• What you will do:
Every line of the records that holds the word "Печать" should be copied.

Excerpts from a dataset:

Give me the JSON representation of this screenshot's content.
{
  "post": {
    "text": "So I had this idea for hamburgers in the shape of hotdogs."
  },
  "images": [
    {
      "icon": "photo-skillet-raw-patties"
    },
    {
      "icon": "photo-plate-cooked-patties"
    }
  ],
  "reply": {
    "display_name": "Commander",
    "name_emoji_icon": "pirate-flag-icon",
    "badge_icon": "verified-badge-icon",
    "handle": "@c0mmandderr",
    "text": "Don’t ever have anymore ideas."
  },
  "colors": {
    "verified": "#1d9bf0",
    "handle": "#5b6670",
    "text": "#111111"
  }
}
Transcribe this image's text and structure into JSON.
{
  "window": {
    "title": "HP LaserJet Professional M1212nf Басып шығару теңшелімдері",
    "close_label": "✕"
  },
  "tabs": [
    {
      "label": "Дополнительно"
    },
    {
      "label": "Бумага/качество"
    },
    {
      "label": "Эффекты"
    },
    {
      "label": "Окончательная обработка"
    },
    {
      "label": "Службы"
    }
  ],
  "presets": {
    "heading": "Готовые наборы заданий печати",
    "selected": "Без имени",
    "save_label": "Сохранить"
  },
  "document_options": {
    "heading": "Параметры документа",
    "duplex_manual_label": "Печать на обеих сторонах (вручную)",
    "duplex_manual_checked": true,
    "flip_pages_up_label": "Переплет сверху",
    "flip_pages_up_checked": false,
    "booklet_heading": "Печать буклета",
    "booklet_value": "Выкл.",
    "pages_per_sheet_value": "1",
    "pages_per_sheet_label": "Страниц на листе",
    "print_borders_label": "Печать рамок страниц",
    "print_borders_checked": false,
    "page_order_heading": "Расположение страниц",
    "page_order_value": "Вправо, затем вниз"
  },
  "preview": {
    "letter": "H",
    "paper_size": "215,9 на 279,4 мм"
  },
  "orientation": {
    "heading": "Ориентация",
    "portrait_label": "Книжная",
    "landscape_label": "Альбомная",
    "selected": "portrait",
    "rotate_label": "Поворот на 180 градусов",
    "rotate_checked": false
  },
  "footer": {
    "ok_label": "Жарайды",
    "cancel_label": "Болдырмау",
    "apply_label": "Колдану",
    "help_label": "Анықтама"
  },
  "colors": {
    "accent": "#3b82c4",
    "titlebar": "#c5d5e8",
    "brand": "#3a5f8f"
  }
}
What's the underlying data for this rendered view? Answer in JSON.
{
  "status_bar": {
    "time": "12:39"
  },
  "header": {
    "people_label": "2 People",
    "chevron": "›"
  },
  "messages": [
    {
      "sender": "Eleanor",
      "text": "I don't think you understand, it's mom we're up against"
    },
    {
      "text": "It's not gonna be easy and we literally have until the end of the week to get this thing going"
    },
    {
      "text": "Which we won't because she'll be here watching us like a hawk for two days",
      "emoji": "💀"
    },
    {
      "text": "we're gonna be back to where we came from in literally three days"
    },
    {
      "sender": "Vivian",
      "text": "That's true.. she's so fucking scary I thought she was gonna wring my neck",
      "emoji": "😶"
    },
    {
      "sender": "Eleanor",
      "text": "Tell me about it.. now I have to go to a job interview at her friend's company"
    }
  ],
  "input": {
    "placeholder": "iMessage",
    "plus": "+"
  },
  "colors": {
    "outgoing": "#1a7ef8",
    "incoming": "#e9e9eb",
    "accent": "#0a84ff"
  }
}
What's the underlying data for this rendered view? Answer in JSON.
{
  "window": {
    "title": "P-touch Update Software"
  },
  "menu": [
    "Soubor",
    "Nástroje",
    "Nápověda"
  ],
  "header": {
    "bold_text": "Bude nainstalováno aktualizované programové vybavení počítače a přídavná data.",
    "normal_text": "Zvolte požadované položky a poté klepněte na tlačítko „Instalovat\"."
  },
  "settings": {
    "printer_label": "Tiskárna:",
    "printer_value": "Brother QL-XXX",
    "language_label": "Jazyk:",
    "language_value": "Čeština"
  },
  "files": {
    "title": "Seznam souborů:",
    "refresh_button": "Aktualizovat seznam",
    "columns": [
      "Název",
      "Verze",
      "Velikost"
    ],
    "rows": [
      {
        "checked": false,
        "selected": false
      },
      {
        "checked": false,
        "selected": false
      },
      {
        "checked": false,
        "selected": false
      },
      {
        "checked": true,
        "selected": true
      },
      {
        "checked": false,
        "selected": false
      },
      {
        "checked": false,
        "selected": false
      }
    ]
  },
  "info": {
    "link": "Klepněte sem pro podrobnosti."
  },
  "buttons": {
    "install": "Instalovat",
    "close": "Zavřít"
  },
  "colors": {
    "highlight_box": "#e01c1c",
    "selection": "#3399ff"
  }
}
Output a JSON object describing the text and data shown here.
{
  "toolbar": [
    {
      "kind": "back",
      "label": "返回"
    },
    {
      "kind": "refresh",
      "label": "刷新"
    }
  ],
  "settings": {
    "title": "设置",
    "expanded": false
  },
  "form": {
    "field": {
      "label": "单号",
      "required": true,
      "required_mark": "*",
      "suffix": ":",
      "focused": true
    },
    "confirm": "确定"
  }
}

• Completed exercise:
    "duplex_manual_label": "Печать на обеих сторонах (вручную)",
    "booklet_heading": "Печать буклета",
    "print_borders_label": "Печать рамок страниц",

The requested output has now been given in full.